Still struggling to get myself back into sync. I feel totally lackadaisical and uninspired with everything except literature. Call it the holiday blues without wishing I was actually back there by the pool. I’m still on a high with words and ideas—and that’s before the EBF even begins—but with the day job and everything else I’m having to slowly crank up the gears and build up some momentum. Slowly but surely, I’m getting back up to speed.
So with July over and mid-August approaching, I find myself looking very much forward to my Writing New Year. One week on Saturday the book festival will open and so will begin my annual soaking up of all things literati. It will also be the three week period during which I will close up my final GDR for the previous year (18 months in this case) and prepare my plan for the following year. I’m already giving it a lot of thought because my priorities and targets are going to change—again. Next year will be one of focussed, determined advancement.
Speaking of the book festival, when I last passed Charlotte Square on the 17th July it was still a barren patch of grass. Yesterday, I happened to pass by it on a bus and some of the tents are already up! The excitement builds.
I’ve still got loads to catch up on after my fortnight away. I’ve got a couple of hundred emails stacked up to read through; medium and low priority ones since I’ve scanned through everything for the all important ones, i.e., applications, submissions and personals. I also want to catch up on all my favourite blogs and I want to scan the newspapers I would normally read for any highlights or announcements. The only thing I’ve seen so far was related to flooding in Pakistan and Alex Higgins’ death.
As I mentioned yesterday, our hotel stood in a patch of nowhere in the Algarve. A few miles to the west was Vilamoura, a small town for rich people with big yachts and a lot of time on their hands. It reminded of a mini Cannes. And to the east we had Albuifera, a tourist hot spot that has grown from being one small town square and a hotel 30 years ago, to a mass of restaurants, bars, hotels and general focal point for the average European tourist.
I liked Vilamoura a lot. The first time we visited we did so as a family, walking the 45 minutes along a thronging beach to get to it. Our first stop was the Hagen Dazs shop where we got some expensively delicious ice-cream ($17 for 3 double-topped cones!) before trouping around the shops and stopping for refreshments. There wasn’t much else to do really, which is why when Gail and I returned a few days later on our own, we got a little more out of it. This time we stopped off for some lunch and wine in The Old Navy brasserie and had a more leisurely stroll. We shopped for jewellery (I also buy Gail something nice when we’re on holiday) and we discussed what kind of yacht we would buy once I’ve sold all the film rights to my best selling novels. That discussion led to having to convince Gail I wouldn’t ditch her for some young blonde once I got rich. Dear oh dear, sometimes it’s as though nobody gets me. Why would I through away a diamond for a pearl?
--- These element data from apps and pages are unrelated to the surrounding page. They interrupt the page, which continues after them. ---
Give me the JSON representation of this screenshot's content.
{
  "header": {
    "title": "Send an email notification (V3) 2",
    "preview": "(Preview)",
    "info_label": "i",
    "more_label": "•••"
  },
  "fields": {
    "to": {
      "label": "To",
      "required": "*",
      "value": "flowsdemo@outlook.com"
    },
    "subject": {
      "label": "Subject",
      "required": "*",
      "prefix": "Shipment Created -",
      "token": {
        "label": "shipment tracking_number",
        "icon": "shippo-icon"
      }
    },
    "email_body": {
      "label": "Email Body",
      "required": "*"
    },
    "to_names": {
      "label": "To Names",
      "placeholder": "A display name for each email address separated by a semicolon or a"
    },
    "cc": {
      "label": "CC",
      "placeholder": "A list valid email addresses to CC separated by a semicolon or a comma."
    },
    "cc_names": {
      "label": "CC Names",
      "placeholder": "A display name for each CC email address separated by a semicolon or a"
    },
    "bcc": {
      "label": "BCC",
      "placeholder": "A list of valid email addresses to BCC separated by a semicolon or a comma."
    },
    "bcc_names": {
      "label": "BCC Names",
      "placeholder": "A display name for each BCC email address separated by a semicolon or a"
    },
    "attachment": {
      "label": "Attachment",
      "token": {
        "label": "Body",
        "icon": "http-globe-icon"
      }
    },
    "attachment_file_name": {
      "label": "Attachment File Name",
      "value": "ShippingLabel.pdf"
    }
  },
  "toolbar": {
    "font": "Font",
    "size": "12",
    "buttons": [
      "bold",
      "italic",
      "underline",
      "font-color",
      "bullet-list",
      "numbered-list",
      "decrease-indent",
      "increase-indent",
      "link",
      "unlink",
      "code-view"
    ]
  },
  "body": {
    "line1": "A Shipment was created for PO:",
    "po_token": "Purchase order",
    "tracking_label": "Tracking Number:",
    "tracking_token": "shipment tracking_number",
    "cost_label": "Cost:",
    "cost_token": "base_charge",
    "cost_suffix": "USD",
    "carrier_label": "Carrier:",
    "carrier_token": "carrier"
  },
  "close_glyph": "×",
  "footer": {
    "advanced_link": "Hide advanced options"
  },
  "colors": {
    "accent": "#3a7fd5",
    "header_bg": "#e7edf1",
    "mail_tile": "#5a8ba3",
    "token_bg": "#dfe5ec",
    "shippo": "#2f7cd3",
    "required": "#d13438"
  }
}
Travelling to Albuifera wasn’t quite so easy to get to so just as well the hotel provided a courtesy coach several times a day. The town was split into two parts: the “Strip”, a modernised main street laden with pubs, restaurants and shops, and the Old Town, the original site of the town before tourism took, also where we went. It was here I bought a new notebook; handmade from wood, string, beach items (sand and shells) and recycled paper, it’s a great wee inspirational pad that I will use for a specific purpose. I also purchased the few gifts I wanted to take home, and the rest of the time (for me) was spent waiting around for my wife and daughter. I resorted to taking some scenic photographs and people watching.
Had Gail and I been on the holiday alone we would have been to a bull fight. As it was, we couldn’t get into Albuifera the following night for two hours at 22:15 so had to miss what we thought might have been a fascinating experience. I’m not particularly into animal cruelty (I keep bunnies for Gawd’s sake!) but we wanted to get more Portuguese culture than we were getting and this seemed a good idea when the opportunity arose. Not to be though, not this time.
I never got a chance to upload my photographs to the website last night. Some stuff came up that took precedence but I’ll do so tonight hopefully. I’ll try and get a hold of my daughter’s pictures, too, as she has some crackers on her camera. My wife, the professional photographer, took only a small handful – mostly of a sunset from the cliff side – she really WAS on a break!